Case Study: Evaluation and Implementation of a Single-Stage Multimedia Harvest Depth Filter for a Large-Scale Antibody Process

While in the process of transferring to a new manufacturing facility, scientists and engineers at Genentech, Inc. performed small-scale studies to evaluate several candidates for a single-stage depth filter train to accommodate existing equipment at the new facility.

After testing several dual-layer, single-stage filter media, the team chose a robust filter and implemented it at commercial scale. By replacing the traditional two-stage filtration train, they were able to provide significant cost savings relative to piping reconfiguration, new equipment purchase, and new equipment validation. To learn more about the testing methods and results of this study, download the PDF linked below.

FlexFactory from Xcellerex – A Proven Biomanufacturing Platform Enabled by Disposables

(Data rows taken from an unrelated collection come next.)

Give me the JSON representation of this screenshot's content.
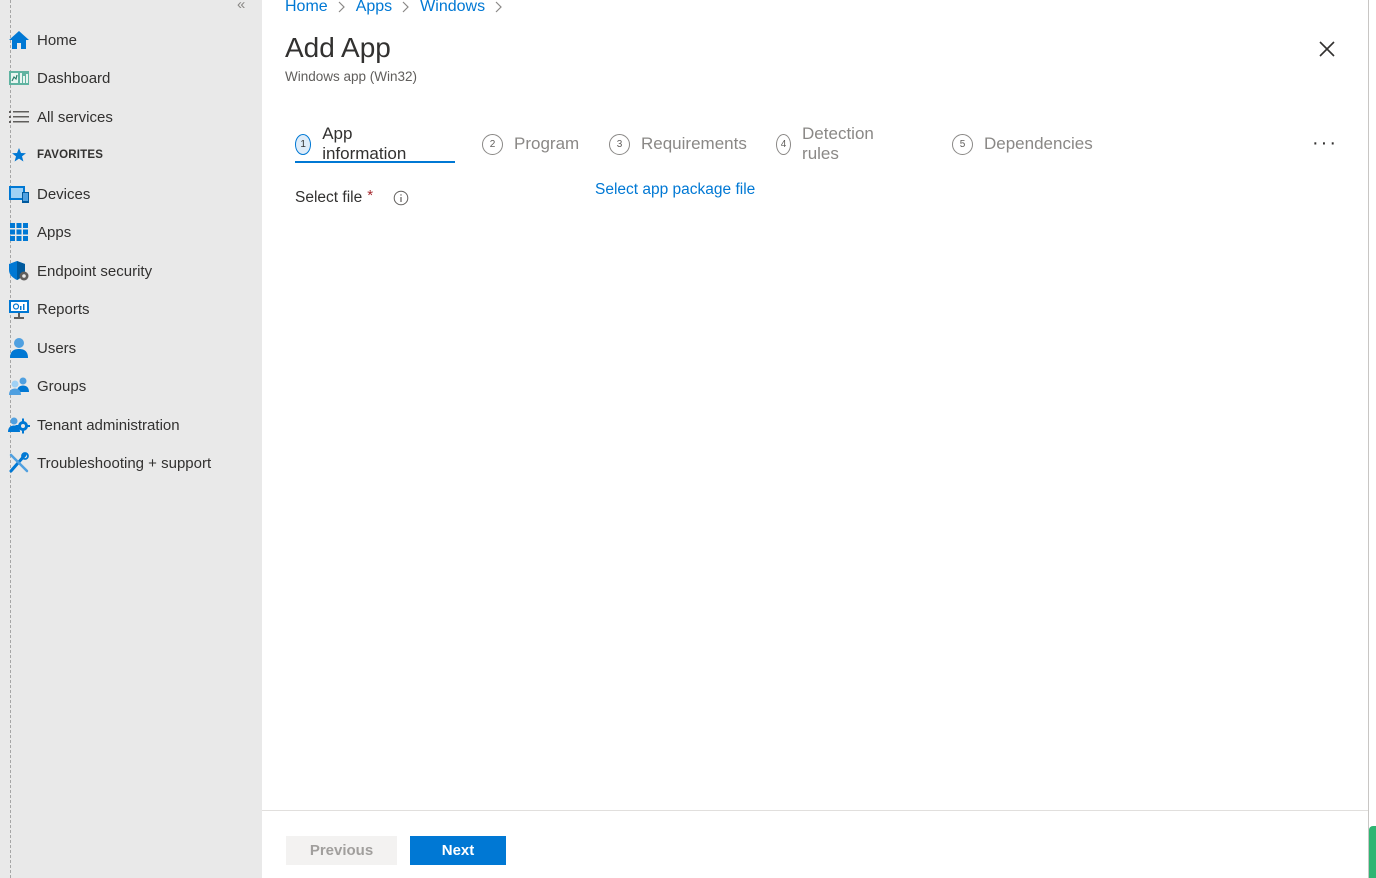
{
  "breadcrumb": [
    "Home",
    "Apps",
    "Windows"
  ],
  "page": {
    "title": "Add App",
    "subtitle": "Windows app (Win32)"
  },
  "sidebar": {
    "items": [
      {
        "label": "Home",
        "icon": "home-icon"
      },
      {
        "label": "Dashboard",
        "icon": "dashboard-icon"
      },
      {
        "label": "All services",
        "icon": "list-icon"
      },
      {
        "label": "FAVORITES",
        "icon": "star-icon"
      },
      {
        "label": "Devices",
        "icon": "devices-icon"
      },
      {
        "label": "Apps",
        "icon": "apps-grid-icon"
      },
      {
        "label": "Endpoint security",
        "icon": "shield-icon"
      },
      {
        "label": "Reports",
        "icon": "reports-icon"
      },
      {
        "label": "Users",
        "icon": "user-icon"
      },
      {
        "label": "Groups",
        "icon": "groups-icon"
      },
      {
        "label": "Tenant administration",
        "icon": "tenant-admin-icon"
      },
      {
        "label": "Troubleshooting + support",
        "icon": "tools-icon"
      }
    ]
  },
  "wizard": {
    "steps": [
      {
        "num": "1",
        "label": "App information",
        "active": true
      },
      {
        "num": "2",
        "label": "Program",
        "active": false
      },
      {
        "num": "3",
        "label": "Requirements",
        "active": false
      },
      {
        "num": "4",
        "label": "Detection rules",
        "active": false
      },
      {
        "num": "5",
        "label": "Dependencies",
        "active": false
      }
    ]
  },
  "form": {
    "select_file_label": "Select file",
    "required_mark": "*",
    "select_link": "Select app package file"
  },
  "footer": {
    "previous": "Previous",
    "next": "Next"
  },
  "colors": {
    "accent": "#0078d4",
    "sidebar_bg": "#e9e9e9",
    "required": "#a4262c"
  }
}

FlexFactory from Xcellerex is a biomanufacturing platform that is transforming the way the biotechnology industry approaches drug production. Built almost exclusively around disposables technology, each unit operation within the FlexFactory is self-contained in its own controlled environment module (CEM), effectively shrinking the cleanroom around each operation.

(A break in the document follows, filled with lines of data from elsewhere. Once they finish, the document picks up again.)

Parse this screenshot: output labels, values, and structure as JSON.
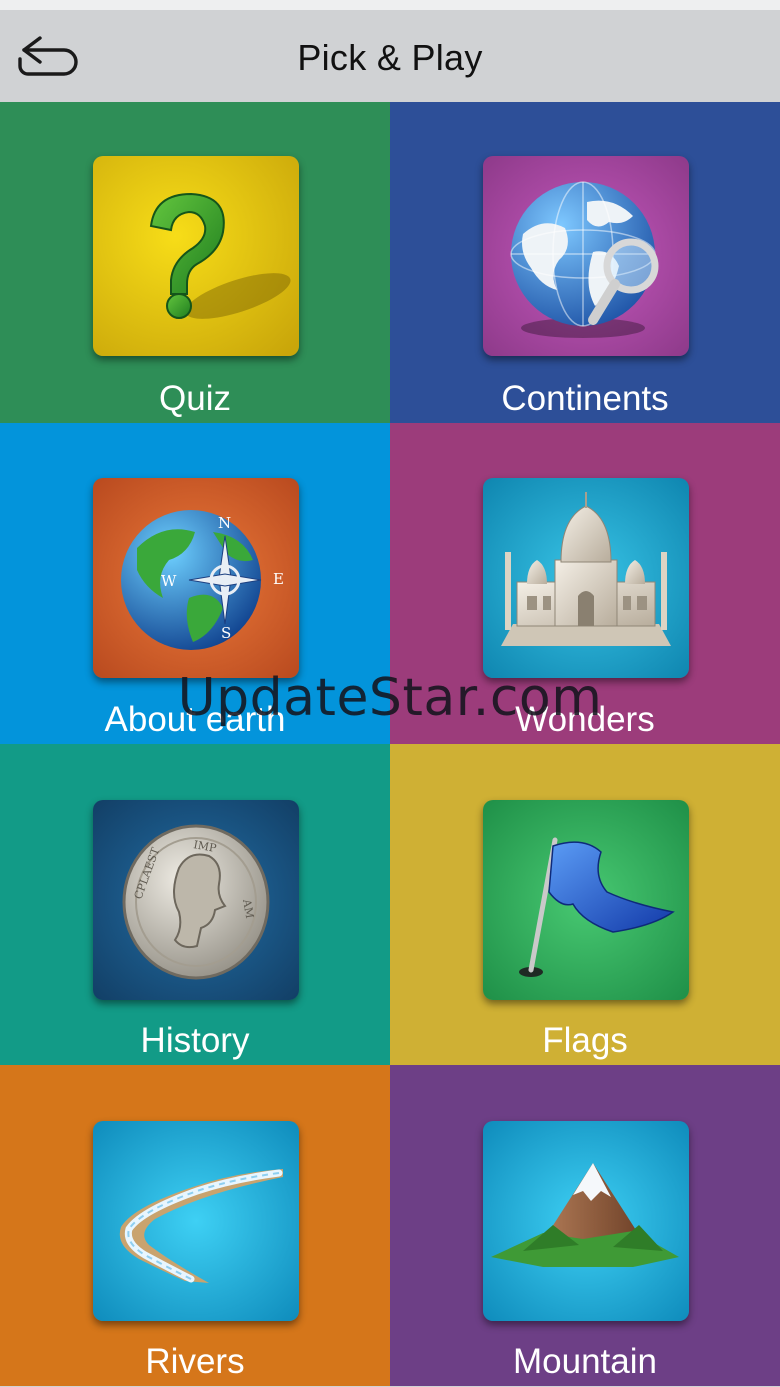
{
  "header": {
    "title": "Pick & Play",
    "back_icon": "back-arrow-icon"
  },
  "tiles": [
    {
      "label": "Quiz",
      "icon": "question-mark-icon",
      "bg": "#2e8e57",
      "icon_bg": "#e7c90f"
    },
    {
      "label": "Continents",
      "icon": "globe-magnifier-icon",
      "bg": "#2d4f98",
      "icon_bg": "#b04aa8"
    },
    {
      "label": "About earth",
      "icon": "earth-compass-icon",
      "bg": "#0394db",
      "icon_bg": "#d4582a"
    },
    {
      "label": "Wonders",
      "icon": "taj-mahal-icon",
      "bg": "#9c3c7b",
      "icon_bg": "#1aa3c8"
    },
    {
      "label": "History",
      "icon": "ancient-coin-icon",
      "bg": "#129b87",
      "icon_bg": "#1a5c8c"
    },
    {
      "label": "Flags",
      "icon": "flag-icon",
      "bg": "#cfb034",
      "icon_bg": "#34b45e"
    },
    {
      "label": "Rivers",
      "icon": "river-icon",
      "bg": "#d5761a",
      "icon_bg": "#17a8d6"
    },
    {
      "label": "Mountain",
      "icon": "mountain-icon",
      "bg": "#6d3f86",
      "icon_bg": "#17a8d6"
    }
  ],
  "watermark": "UpdateStar.com"
}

In this on-demand webcast, Parrish Galliher, Founder & Chief Technical Officer of Xcellerex, demonstrates how the FlexFactory eliminates the need for expensive clean-room facilities and CIP/SIP infrastructure, resulting in:
• Reduction in Capital Investment by 50% or More
• 70% Reduction in Start-up Time
• 55% Reduction of Carbon Footprint
• Major reduction of Water Consumption
• Increased Flexibility

FlexFactory is the only biomanufacturing platform that delivers the speed and capital efficiency of the CMO approach with the control and long-term economics of company-controlled manufacturing. View this webcast to gain an in-depth understanding of the benefits of this innovative technology.

Development of a High-Capacity MAb Capture Step Based on Cation-Exchange Chromatography

With new advances in expression vectors, the bioprocessing industry has seen a significant increase in antibody expression levels. To meet the demands of these increased titers, protein A chromatography columns need to be further scaled up in size and/or run in multiple cycles — with a consequent increase in buffer consumption, preparation, and storage. One way to address this problem is to develop other capture steps with high-capacity resins that can replace the protein A step.

This article outlines the methods and materials used to develop a high-capacity capture step using cation-exchange (CEX) chromatography to replace the existing protein A chromatography – making it possible to use existing chromatography hardware and eliminate increases in the buffer volume and holding tank size at existing manufacturing plants. Download the full article as a PDF below.